### WHAT IS NEEDED
Here are some records. Copy each one exactly.

______

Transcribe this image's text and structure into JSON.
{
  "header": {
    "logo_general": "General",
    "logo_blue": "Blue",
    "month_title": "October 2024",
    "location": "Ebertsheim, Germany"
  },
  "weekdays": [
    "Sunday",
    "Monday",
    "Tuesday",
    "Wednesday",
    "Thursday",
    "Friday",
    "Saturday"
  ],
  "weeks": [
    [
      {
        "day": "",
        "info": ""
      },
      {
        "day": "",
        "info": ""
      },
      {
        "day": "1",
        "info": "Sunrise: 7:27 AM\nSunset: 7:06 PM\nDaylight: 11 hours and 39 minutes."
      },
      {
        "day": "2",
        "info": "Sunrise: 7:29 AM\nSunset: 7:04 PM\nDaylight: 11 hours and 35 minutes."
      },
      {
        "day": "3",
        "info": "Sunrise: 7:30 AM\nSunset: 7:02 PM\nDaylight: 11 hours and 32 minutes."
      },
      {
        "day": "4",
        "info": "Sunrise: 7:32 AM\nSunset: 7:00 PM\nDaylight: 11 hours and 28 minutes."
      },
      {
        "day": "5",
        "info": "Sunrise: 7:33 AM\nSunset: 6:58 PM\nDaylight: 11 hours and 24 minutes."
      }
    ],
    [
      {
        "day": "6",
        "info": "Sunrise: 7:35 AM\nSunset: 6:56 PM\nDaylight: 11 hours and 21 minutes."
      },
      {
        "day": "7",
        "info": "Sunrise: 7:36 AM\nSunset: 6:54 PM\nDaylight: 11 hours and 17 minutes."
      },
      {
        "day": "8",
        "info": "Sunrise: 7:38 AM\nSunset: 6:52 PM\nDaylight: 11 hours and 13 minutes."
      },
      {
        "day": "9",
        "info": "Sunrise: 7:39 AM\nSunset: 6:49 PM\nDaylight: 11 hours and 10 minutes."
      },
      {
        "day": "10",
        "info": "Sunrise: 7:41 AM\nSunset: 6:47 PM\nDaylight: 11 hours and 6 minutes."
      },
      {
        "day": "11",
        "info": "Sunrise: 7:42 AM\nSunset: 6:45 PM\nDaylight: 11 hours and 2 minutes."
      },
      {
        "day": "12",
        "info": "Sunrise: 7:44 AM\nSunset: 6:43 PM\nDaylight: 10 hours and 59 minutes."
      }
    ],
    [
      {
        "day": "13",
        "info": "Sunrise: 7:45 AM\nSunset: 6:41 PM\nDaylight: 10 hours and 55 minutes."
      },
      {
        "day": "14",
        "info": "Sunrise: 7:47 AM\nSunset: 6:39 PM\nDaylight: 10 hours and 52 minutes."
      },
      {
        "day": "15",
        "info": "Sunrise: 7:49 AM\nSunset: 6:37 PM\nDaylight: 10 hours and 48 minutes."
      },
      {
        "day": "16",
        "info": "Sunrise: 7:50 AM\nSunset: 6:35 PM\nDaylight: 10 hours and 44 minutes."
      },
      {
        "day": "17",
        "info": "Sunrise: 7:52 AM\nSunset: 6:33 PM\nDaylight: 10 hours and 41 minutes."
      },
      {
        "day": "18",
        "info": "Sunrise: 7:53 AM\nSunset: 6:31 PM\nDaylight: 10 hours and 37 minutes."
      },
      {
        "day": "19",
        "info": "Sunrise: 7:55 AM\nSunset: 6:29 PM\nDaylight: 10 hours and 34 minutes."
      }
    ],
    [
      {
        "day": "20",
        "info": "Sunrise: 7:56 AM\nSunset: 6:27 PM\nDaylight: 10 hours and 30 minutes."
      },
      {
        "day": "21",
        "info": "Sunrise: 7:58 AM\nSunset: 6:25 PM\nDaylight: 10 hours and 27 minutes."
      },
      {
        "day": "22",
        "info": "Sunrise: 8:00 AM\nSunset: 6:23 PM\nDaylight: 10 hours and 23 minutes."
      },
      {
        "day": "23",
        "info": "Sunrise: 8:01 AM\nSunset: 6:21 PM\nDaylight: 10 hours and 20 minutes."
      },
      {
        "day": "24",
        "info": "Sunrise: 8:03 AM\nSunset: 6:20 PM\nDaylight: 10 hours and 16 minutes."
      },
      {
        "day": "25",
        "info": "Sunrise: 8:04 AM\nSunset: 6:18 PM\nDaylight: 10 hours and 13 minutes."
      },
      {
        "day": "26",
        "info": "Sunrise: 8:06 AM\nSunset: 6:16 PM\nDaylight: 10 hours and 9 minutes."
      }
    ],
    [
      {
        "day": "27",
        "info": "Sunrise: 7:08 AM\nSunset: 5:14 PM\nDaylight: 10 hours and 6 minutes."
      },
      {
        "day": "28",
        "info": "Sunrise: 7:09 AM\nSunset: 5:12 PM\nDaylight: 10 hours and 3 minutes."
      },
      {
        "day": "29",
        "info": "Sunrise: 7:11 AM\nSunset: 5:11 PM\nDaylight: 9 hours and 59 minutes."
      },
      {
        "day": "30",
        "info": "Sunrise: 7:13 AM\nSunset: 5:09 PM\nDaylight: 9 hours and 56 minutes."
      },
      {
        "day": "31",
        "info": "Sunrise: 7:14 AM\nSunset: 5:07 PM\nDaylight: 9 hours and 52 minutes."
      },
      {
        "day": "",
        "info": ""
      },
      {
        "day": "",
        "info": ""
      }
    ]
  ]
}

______

### WRITTEN SOLUTION
Transcribe this image's text and structure into JSON.
{
  "header": {
    "logo_general": "General",
    "logo_blue": "Blue",
    "month_title": "October 2024",
    "location": "Ebertsheim, Germany"
  },
  "weekdays": [
    "Sunday",
    "Monday",
    "Tuesday",
    "Wednesday",
    "Thursday",
    "Friday",
    "Saturday"
  ],
  "weeks": [
    [
      {
        "day": "",
        "info": ""
      },
      {
        "day": "",
        "info": ""
      },
      {
        "day": "1",
        "info": "Sunrise: 7:27 AM\nSunset: 7:06 PM\nDaylight: 11 hours and 39 minutes."
      },
      {
        "day": "2",
        "info": "Sunrise: 7:29 AM\nSunset: 7:04 PM\nDaylight: 11 hours and 35 minutes."
      },
      {
        "day": "3",
        "info": "Sunrise: 7:30 AM\nSunset: 7:02 PM\nDaylight: 11 hours and 32 minutes."
      },
      {
        "day": "4",
        "info": "Sunrise: 7:32 AM\nSunset: 7:00 PM\nDaylight: 11 hours and 28 minutes."
      },
      {
        "day": "5",
        "info": "Sunrise: 7:33 AM\nSunset: 6:58 PM\nDaylight: 11 hours and 24 minutes."
      }
    ],
    [
      {
        "day": "6",
        "info": "Sunrise: 7:35 AM\nSunset: 6:56 PM\nDaylight: 11 hours and 21 minutes."
      },
      {
        "day": "7",
        "info": "Sunrise: 7:36 AM\nSunset: 6:54 PM\nDaylight: 11 hours and 17 minutes."
      },
      {
        "day": "8",
        "info": "Sunrise: 7:38 AM\nSunset: 6:52 PM\nDaylight: 11 hours and 13 minutes."
      },
      {
        "day": "9",
        "info": "Sunrise: 7:39 AM\nSunset: 6:49 PM\nDaylight: 11 hours and 10 minutes."
      },
      {
        "day": "10",
        "info": "Sunrise: 7:41 AM\nSunset: 6:47 PM\nDaylight: 11 hours and 6 minutes."
      },
      {
        "day": "11",
        "info": "Sunrise: 7:42 AM\nSunset: 6:45 PM\nDaylight: 11 hours and 2 minutes."
      },
      {
        "day": "12",
        "info": "Sunrise: 7:44 AM\nSunset: 6:43 PM\nDaylight: 10 hours and 59 minutes."
      }
    ],
    [
      {
        "day": "13",
        "info": "Sunrise: 7:45 AM\nSunset: 6:41 PM\nDaylight: 10 hours and 55 minutes."
      },
      {
        "day": "14",
        "info": "Sunrise: 7:47 AM\nSunset: 6:39 PM\nDaylight: 10 hours and 52 minutes."
      },
      {
        "day": "15",
        "info": "Sunrise: 7:49 AM\nSunset: 6:37 PM\nDaylight: 10 hours and 48 minutes."
      },
      {
        "day": "16",
        "info": "Sunrise: 7:50 AM\nSunset: 6:35 PM\nDaylight: 10 hours and 44 minutes."
      },
      {
        "day": "17",
        "info": "Sunrise: 7:52 AM\nSunset: 6:33 PM\nDaylight: 10 hours and 41 minutes."
      },
      {
        "day": "18",
        "info": "Sunrise: 7:53 AM\nSunset: 6:31 PM\nDaylight: 10 hours and 37 minutes."
      },
      {
        "day": "19",
        "info": "Sunrise: 7:55 AM\nSunset: 6:29 PM\nDaylight: 10 hours and 34 minutes."
      }
    ],
    [
      {
        "day": "20",
        "info": "Sunrise: 7:56 AM\nSunset: 6:27 PM\nDaylight: 10 hours and 30 minutes."
      },
      {
        "day": "21",
        "info": "Sunrise: 7:58 AM\nSunset: 6:25 PM\nDaylight: 10 hours and 27 minutes."
      },
      {
        "day": "22",
        "info": "Sunrise: 8:00 AM\nSunset: 6:23 PM\nDaylight: 10 hours and 23 minutes."
      },
      {
        "day": "23",
        "info": "Sunrise: 8:01 AM\nSunset: 6:21 PM\nDaylight: 10 hours and 20 minutes."
      },
      {
        "day": "24",
        "info": "Sunrise: 8:03 AM\nSunset: 6:20 PM\nDaylight: 10 hours and 16 minutes."
      },
      {
        "day": "25",
        "info": "Sunrise: 8:04 AM\nSunset: 6:18 PM\nDaylight: 10 hours and 13 minutes."
      },
      {
        "day": "26",
        "info": "Sunrise: 8:06 AM\nSunset: 6:16 PM\nDaylight: 10 hours and 9 minutes."
      }
    ],
    [
      {
        "day": "27",
        "info": "Sunrise: 7:08 AM\nSunset: 5:14 PM\nDaylight: 10 hours and 6 minutes."
      },
      {
        "day": "28",
        "info": "Sunrise: 7:09 AM\nSunset: 5:12 PM\nDaylight: 10 hours and 3 minutes."
      },
      {
        "day": "29",
        "info": "Sunrise: 7:11 AM\nSunset: 5:11 PM\nDaylight: 9 hours and 59 minutes."
      },
      {
        "day": "30",
        "info": "Sunrise: 7:13 AM\nSunset: 5:09 PM\nDaylight: 9 hours and 56 minutes."
      },
      {
        "day": "31",
        "info": "Sunrise: 7:14 AM\nSunset: 5:07 PM\nDaylight: 9 hours and 52 minutes."
      },
      {
        "day": "",
        "info": ""
      },
      {
        "day": "",
        "info": ""
      }
    ]
  ]
}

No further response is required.